§ Try it:
Count, in the entries below, the lines in which "Then" occurs. Give the number, nothing more.

§ Provided information:
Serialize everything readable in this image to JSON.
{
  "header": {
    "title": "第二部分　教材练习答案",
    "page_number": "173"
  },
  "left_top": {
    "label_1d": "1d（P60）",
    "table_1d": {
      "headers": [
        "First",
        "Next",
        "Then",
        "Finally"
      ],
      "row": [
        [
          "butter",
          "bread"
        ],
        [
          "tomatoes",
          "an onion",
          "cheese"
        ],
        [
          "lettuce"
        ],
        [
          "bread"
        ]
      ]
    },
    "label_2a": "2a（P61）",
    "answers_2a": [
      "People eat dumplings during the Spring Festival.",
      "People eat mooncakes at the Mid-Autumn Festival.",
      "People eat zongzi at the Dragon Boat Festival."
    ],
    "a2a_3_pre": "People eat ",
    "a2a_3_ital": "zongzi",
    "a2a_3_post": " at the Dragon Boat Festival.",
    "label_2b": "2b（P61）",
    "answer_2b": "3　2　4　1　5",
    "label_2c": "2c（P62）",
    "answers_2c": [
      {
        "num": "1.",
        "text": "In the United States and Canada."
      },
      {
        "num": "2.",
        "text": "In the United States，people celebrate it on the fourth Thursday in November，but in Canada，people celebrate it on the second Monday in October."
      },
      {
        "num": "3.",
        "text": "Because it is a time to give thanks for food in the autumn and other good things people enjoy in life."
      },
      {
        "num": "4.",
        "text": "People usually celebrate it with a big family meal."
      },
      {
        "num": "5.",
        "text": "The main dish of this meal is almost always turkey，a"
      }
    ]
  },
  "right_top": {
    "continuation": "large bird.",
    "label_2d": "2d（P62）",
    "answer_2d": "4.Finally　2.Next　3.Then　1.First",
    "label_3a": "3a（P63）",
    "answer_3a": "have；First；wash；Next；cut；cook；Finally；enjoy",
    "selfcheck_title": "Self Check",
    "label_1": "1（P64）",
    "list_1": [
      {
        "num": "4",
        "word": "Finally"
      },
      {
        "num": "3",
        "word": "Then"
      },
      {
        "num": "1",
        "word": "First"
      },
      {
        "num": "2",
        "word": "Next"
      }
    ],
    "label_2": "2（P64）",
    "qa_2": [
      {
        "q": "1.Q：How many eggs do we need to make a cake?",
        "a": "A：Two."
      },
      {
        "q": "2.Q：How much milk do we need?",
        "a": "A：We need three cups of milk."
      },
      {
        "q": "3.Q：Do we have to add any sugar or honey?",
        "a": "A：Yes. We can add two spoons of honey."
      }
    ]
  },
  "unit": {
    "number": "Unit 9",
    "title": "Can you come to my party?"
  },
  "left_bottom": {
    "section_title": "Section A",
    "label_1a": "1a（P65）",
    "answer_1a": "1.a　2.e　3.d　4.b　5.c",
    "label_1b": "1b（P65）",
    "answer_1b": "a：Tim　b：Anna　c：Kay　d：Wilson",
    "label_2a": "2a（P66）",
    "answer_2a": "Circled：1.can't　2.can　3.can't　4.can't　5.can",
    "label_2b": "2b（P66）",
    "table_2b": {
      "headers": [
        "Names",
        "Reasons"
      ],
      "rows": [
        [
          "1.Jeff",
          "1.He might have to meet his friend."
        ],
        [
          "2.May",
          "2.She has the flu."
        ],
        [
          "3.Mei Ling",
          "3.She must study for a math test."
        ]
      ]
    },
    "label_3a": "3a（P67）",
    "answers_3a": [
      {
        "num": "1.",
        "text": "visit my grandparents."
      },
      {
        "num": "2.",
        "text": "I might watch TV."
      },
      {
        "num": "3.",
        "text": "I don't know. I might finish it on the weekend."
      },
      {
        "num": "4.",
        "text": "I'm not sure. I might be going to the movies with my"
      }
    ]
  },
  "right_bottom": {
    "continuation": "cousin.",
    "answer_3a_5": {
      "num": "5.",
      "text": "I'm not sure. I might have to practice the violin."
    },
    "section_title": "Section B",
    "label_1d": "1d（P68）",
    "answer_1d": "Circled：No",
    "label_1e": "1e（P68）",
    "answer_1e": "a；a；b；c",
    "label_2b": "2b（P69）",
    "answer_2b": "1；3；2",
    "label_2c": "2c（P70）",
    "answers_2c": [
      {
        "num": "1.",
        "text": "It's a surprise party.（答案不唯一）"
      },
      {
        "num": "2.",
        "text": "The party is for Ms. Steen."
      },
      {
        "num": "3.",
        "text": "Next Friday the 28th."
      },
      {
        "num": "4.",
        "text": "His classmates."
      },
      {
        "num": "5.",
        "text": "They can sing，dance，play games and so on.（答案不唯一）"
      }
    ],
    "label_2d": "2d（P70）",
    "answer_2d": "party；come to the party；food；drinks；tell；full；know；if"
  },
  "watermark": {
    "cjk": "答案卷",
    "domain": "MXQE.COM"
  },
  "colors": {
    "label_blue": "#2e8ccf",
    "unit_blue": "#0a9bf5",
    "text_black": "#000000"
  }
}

§ Answer below:
3